I'm looking for opinions on what the best beginner electronics kit or lab based kit might be. I don't necessarily care if it is for adults or not, but I do want one with a well written guide and especially one where all the circuits described work.
I think that likely applies to schematics someone might find "somewhere", but I don't know if it applies to kits.
But, a beginner is often faced with a lot of things. I think of the first time I tried to build something, and it never worked. It likely had a lot to do with my soldering ability (or lack thereof), but I didn't know enough whether the substitues I got at the store were suitable, or whether I wired the coil right (I followed the pictorial, but who knows whether the coil I bought matched what the article used), or even if I wired things right.
The beginner often doesn't have the means of finding errors after they make them. This isn't the fault of the beginner, it's part of being a beginner.

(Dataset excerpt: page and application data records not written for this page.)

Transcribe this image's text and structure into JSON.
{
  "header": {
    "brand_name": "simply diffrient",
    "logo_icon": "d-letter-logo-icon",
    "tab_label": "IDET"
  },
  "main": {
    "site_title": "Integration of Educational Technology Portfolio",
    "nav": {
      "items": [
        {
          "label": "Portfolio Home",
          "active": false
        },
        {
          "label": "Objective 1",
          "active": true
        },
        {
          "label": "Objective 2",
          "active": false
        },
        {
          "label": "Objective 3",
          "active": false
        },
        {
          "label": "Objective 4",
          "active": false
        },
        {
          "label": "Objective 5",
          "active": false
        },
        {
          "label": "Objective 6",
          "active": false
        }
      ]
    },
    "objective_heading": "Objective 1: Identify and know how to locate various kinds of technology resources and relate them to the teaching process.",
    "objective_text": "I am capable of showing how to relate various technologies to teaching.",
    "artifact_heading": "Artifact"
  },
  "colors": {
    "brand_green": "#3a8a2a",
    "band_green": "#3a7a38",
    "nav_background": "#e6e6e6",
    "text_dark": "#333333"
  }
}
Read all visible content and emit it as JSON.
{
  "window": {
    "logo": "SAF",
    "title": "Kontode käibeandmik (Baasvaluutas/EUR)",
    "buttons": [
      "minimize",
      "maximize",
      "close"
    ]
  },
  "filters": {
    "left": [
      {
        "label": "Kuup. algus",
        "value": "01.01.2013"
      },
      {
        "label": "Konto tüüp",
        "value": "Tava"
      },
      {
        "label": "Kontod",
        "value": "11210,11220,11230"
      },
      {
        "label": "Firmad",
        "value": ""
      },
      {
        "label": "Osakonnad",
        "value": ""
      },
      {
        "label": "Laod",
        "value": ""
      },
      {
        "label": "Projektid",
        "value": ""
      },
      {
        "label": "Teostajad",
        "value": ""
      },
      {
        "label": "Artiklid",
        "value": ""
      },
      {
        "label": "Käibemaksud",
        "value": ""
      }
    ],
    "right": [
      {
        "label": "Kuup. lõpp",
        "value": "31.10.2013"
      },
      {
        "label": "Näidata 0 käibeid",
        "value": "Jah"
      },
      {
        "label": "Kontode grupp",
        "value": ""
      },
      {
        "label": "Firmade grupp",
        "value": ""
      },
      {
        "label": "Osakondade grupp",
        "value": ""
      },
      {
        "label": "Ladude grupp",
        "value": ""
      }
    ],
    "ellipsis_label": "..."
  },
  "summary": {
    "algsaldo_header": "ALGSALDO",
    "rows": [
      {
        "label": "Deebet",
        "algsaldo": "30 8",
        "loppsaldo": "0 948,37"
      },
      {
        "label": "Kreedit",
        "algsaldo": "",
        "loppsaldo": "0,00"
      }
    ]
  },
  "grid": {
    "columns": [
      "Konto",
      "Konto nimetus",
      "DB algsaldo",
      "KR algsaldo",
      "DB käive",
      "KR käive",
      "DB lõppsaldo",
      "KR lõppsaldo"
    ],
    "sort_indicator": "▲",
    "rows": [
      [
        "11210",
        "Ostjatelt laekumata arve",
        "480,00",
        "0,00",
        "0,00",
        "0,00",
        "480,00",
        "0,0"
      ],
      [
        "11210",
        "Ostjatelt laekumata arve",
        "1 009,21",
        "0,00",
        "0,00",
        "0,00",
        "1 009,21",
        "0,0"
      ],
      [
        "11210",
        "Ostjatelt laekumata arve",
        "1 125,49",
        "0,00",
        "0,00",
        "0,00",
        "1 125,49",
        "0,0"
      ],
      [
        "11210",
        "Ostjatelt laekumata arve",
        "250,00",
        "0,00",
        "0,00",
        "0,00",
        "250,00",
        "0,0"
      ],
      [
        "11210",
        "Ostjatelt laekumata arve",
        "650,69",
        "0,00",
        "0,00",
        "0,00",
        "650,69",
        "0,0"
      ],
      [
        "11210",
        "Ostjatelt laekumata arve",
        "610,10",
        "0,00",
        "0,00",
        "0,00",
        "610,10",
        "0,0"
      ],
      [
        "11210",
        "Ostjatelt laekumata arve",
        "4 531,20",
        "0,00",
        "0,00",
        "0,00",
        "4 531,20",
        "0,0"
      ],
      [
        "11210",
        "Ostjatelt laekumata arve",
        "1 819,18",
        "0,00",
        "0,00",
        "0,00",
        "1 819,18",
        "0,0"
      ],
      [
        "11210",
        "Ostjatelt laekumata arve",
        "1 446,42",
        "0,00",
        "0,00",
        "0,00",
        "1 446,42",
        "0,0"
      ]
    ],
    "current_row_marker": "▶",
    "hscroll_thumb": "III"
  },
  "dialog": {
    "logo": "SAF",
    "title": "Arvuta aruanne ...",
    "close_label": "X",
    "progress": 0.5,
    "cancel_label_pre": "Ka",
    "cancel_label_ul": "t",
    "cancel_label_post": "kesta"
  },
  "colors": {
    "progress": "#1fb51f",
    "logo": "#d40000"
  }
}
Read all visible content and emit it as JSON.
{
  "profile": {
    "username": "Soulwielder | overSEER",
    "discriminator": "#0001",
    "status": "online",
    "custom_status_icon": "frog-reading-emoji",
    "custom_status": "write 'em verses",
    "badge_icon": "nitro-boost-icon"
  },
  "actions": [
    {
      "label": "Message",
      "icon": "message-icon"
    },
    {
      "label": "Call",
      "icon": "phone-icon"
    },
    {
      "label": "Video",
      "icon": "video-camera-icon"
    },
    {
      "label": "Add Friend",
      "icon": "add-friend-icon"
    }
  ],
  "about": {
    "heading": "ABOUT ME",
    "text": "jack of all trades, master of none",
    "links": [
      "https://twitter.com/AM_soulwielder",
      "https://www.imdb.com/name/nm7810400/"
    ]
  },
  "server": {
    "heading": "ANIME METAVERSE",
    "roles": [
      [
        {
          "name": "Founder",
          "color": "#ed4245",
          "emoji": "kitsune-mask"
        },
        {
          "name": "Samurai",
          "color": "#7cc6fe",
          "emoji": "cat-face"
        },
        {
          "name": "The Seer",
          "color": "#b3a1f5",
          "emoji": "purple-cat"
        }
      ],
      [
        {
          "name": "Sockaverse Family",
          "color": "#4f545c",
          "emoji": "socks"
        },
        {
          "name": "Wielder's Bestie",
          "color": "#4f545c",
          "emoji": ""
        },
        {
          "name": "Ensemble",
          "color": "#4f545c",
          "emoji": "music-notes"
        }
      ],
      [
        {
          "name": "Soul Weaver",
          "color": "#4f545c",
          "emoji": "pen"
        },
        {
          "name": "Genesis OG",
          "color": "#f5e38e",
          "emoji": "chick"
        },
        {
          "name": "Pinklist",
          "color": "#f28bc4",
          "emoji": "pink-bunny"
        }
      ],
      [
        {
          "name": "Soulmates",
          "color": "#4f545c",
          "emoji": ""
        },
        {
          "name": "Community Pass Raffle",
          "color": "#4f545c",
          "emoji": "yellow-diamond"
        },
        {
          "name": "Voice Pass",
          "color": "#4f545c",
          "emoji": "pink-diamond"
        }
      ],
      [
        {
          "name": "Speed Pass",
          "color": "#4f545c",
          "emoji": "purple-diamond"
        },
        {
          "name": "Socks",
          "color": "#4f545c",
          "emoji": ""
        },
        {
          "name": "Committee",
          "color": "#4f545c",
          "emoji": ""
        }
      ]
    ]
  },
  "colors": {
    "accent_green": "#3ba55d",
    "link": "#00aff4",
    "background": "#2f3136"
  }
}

They can look at what they wired, and be "certain" it's right, while someone other than them with experience might spot something wrong right away. There can often be assumptions made in construction articles or kits that the beginner won't know about, again because they are beginners. WIth experience, you can look at a circuit and know what it's doing and immdiately make some guesses about what to try if it doesn't work, but the beginner hasn't gotten to that point.
Of course, these early steps are the foundation for the later. The beginner has to stick with it long enough to get over those high first steps, and then it starts getting a lot easier.
Thanks for the info. Yeah, I figure assumptions made by the designer of the kit are many times the greatest problem. I'll look into local electronics groups to help me if I run into one of these situations.
I think I'm going to go with the Tronix kit. It seems basic enough and covers all the bases.
Thanks those look good, but I'm an absolute beginner so I'm looking for something that will take me through all the basic theory with hands on lab style circuit building. I'll bookmark that site for when I have more understanding.
I'd consider any of that series more of a terse reminder than something that walks one "through all the basic theory." Even the Basic Semiconductor Circuits book, which does point up parallel and series circuits with resistors and capacitors is rather rushed about things. However, his booklets would make an excellent source of circuits to ask about the design details, here.
The Art of Electronics, 2nd ed., (and the student manual, which is a must-have addition as it covers details of design not well covered in the textbook) does more than many on this subject. But it's not for everyone, either. Very little can replace having access to someone who can help pass along mental models and ideas they've developed over time for thinking about things. Which is what I'd see this group as helping supplement.
Hmm.... Makes me wonder if there should be a Wiki set up for electronics, where contributors provide explanations of every circuit under the sun and other contributors add, enhance, or correct the information over time so that the result gets better and better as a teaching resource over time. In addition, information on various parts and what is worthwhile knowing about them -- things like what makes a polypropylene cap worth it's size and cost, etc.
There was an old book by Ladybug(?) Books called "Build your own transistor set" or similar. It took you stage by stage from a simple crystal set up to a two transistor set. My firm actually put kits together for this to sell along with the book but that was 30 years ago.